Reducing work hours for doctors in training to less than 80 per week has had little impact on patient outcomes or postgraduate training in the United States, according to a literature review published online March 22 in BMJ.
THURSDAY, March 24 (HealthDay News) -- Reducing work hours for doctors in training to less than 80 per week has had little impact on patient outcomes or postgraduate training in the United States, according to a literature review published online March 22 in BMJ.
S. Ramani Moonesinghe, M.R.C.P., of the University College Hospital London, and colleagues reviewed 72 studies from the United States and the United Kingdom examining the impact of reduced hours on postgraduate medical training, patient safety, and clinical outcome.
The researchers found that reduction of working hours from more than 80 per week did not adversely affect patient safety and has had minimal effect on postgraduate training. No significant conclusions could be drawn on the impact of working less than 56 or 48 hours per week (in accordance with European legislation) because of a lack of high-quality studies. In an accompanying editorial, Leora Horwitz, M.D., of the Yale University School of Medicine in New Haven, Conn., points out that, while reduced work hours have not negatively affected patient safety, patient safety has not improved. She offers several possible explanations, including a weak evidence base, inadequate regulation, busier doctors, and discontinuity of care related to trainees working fewer hours.

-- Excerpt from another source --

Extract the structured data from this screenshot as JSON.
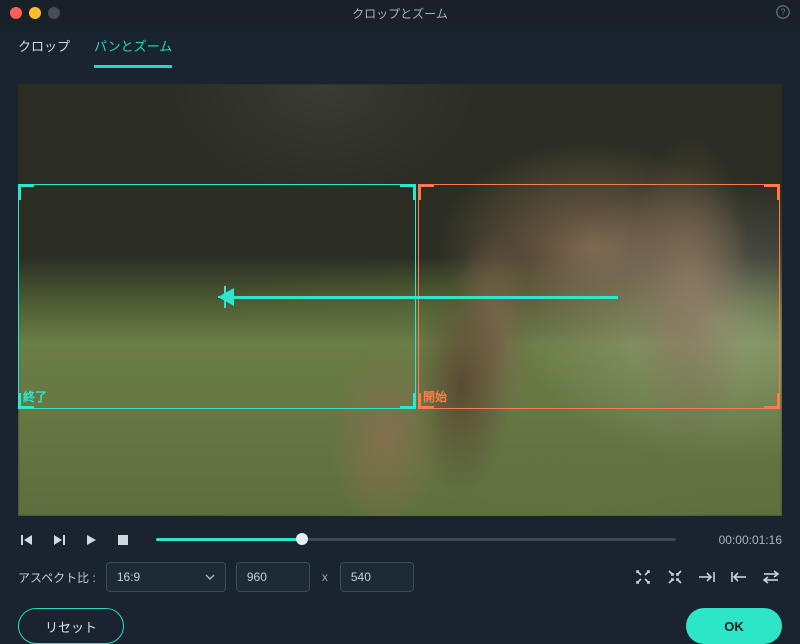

"Our study, which summarizes a diverse and sometimes methodologically flawed body of literature, has been unable to reach firm conclusions, but we consider that this in itself is an important observation. We have highlighted the need for a more systematic approach to evaluating the impact of legislative changes of duty hours and the challenges of conducting high quality audit and research in this area," the authors write.